Required action: What you return should be the entries, unchanged, without their pictures.

Data for this task:
- Opening Delimiter -

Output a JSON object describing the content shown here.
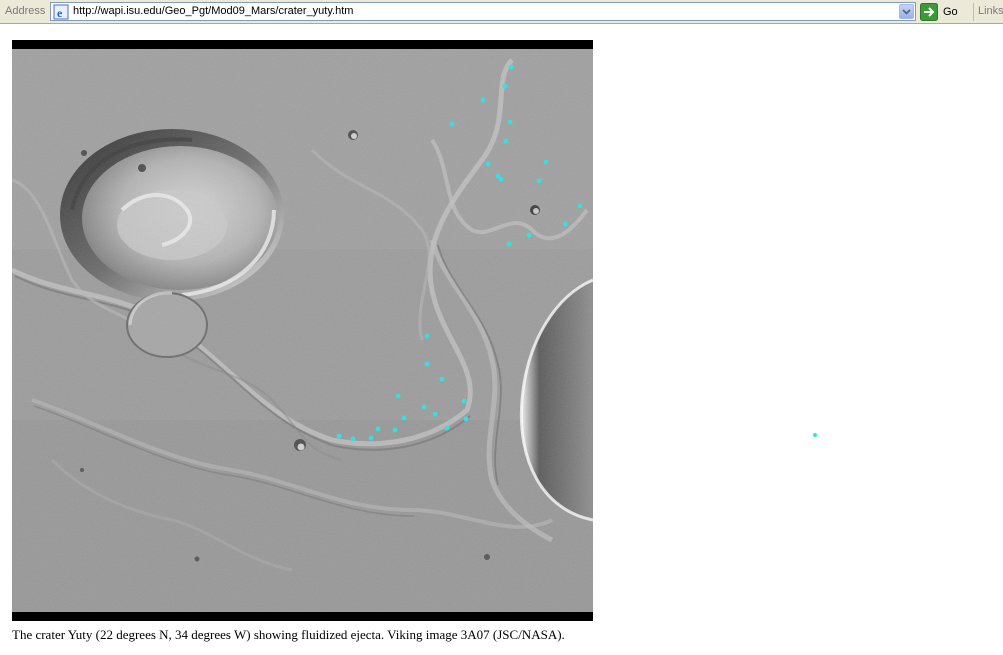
{
  "browser": {
    "address_label": "Address",
    "url": "http://wapi.isu.edu/Geo_Pgt/Mod09_Mars/crater_yuty.htm",
    "go_label": "Go",
    "links_label": "Links"
  },
  "page": {
    "caption": "The crater Yuty (22 degrees N, 34 degrees W) showing fluidized ejecta.  Viking image 3A07 (JSC/NASA).",
    "marker_color": "#33e0e6"
  }
}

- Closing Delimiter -

Your response:
Output a JSON object describing the content shown here.
{
  "browser": {
    "address_label": "Address",
    "url": "http://wapi.isu.edu/Geo_Pgt/Mod09_Mars/crater_yuty.htm",
    "go_label": "Go",
    "links_label": "Links"
  },
  "page": {
    "caption": "The crater Yuty (22 degrees N, 34 degrees W) showing fluidized ejecta.  Viking image 3A07 (JSC/NASA).",
    "marker_color": "#33e0e6"
  }
}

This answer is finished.